The story, which begins with an arrest stemming from Occupy Wall Street protests, has a few twists and turns. Here's the recap:

In October of 2011, Malcolm Harris was arrested and charged with disorderly conduct after participating in an #OWS protest on the Brooklyn Bridge. On January of 2012, the Manhattan District Attorney's office sent a subpoena to Twitter, demanding that the company release user information and past tweets related to Harris. It later came out the prosecutors wanted Harris' old (and currently inaccesible) tweets to try to undermine his argument that police led protesters to the Bridge and then arrested them for obstructing traffic.
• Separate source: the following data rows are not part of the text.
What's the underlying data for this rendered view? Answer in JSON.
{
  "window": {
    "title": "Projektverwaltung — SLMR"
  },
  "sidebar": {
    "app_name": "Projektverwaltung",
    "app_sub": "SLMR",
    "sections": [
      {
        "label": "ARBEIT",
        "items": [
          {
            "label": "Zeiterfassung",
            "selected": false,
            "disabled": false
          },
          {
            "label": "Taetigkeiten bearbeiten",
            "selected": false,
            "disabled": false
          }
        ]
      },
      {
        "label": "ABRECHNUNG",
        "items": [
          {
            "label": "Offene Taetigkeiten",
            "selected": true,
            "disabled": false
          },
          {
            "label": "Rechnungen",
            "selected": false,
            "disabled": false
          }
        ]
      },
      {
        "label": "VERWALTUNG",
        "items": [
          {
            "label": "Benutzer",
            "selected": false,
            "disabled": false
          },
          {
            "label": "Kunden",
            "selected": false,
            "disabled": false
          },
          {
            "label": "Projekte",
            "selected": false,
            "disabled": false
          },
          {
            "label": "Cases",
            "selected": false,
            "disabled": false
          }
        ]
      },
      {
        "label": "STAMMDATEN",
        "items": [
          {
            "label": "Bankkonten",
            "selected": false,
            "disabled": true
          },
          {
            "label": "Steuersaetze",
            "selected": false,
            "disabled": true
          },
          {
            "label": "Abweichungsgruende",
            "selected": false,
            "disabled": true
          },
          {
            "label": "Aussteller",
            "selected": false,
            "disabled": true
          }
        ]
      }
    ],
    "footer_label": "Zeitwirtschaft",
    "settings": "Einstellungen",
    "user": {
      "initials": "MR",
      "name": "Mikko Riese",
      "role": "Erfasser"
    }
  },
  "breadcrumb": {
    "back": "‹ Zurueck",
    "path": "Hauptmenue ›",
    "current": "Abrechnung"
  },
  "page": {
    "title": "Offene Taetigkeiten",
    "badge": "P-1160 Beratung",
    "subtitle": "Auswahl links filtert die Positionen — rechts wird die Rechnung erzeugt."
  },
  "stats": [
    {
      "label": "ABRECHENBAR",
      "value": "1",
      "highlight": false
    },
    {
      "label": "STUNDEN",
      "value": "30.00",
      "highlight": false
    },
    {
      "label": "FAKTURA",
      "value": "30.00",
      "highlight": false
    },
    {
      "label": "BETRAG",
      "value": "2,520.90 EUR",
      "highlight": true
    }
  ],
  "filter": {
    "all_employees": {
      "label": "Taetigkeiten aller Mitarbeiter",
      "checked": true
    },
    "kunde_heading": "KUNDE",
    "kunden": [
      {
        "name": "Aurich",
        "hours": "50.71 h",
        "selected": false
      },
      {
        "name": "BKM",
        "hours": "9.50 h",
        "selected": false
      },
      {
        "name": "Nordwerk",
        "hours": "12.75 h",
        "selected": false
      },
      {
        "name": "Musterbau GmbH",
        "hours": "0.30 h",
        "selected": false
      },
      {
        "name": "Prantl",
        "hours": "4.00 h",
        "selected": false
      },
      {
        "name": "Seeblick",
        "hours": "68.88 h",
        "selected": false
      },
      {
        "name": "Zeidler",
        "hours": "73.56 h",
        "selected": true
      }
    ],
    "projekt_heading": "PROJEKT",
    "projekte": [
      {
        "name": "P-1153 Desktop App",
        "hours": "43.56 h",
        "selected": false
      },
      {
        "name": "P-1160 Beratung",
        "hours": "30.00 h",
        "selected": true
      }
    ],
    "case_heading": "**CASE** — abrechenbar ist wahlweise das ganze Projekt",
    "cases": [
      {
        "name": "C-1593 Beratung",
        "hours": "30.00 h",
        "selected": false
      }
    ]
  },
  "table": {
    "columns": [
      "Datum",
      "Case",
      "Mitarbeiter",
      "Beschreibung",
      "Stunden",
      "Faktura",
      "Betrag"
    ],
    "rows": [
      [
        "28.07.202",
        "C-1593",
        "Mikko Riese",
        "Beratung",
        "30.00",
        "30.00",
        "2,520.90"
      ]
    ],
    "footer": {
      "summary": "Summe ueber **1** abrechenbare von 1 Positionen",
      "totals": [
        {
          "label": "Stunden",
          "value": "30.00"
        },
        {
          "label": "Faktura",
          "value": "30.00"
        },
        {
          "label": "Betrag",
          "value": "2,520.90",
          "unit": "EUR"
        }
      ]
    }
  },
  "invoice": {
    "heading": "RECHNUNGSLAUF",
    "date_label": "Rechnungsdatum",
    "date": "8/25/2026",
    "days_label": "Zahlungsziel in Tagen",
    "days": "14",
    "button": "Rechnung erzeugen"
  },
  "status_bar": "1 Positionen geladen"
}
A few days after receiving the subpoena, Twitter notified Harris (which is a common practice for the social network). Harris then decided to file a motion to quash that subpoena.

In a ruling handed down in April, Judge Matthew Sciarrino Jr. denied Harris' motion to quash the subpoena. In short, the Judge concluded that Harris had "no proprietary interests" in his tweets. Basically, Twitter owns your tweets and because of that, even your deleted tweets can be obtained without a warrant.

Less than a month after this decision, Twitter shocked everybody when they went to bat for Harris. They filed their own motion to quash the original subpoena, arguing that Harris did in fact have proprietary interest "in the content he submits to Twitter." Twitter also cited the Stored Communications Act, the Fourth Amendement, and the lesser known Uniform Act to Secure the Attendance of Witnesses from Without a State in Criminal Proceedings. Heavy-hitting legal stuff from the folks at Twitter.

In July, the Judge said no dice, and ordered Twitter to hand over the tweets. An appeal also went nowhere, and Twitter faced a Friday, September 14th deadline to comply with the subpoena. Otherwise, the company would face a hefty fine.

And today, Reuters reports that Twitter has complied and turned over the desired tweets.

Good on you, Twitter, for going to bat for privacy rights. Even if this failed battle only centers on some disorderly conduct charges, it sets a precedent for Twitter (and other social) networks to be forced into giving up user information on the whim of a court order. Your tweets aren't really yours - remember that.

Josh Wolford
Josh Wolford is a writer for WebProNews. He likes beer, Japanese food, and movies that make him feel weird afterward. Mostly beer. Follow him on Twitter: @joshgwolf Instagram: @joshgwolf Google+: Joshua Wolford StumbleUpon: joshgwolf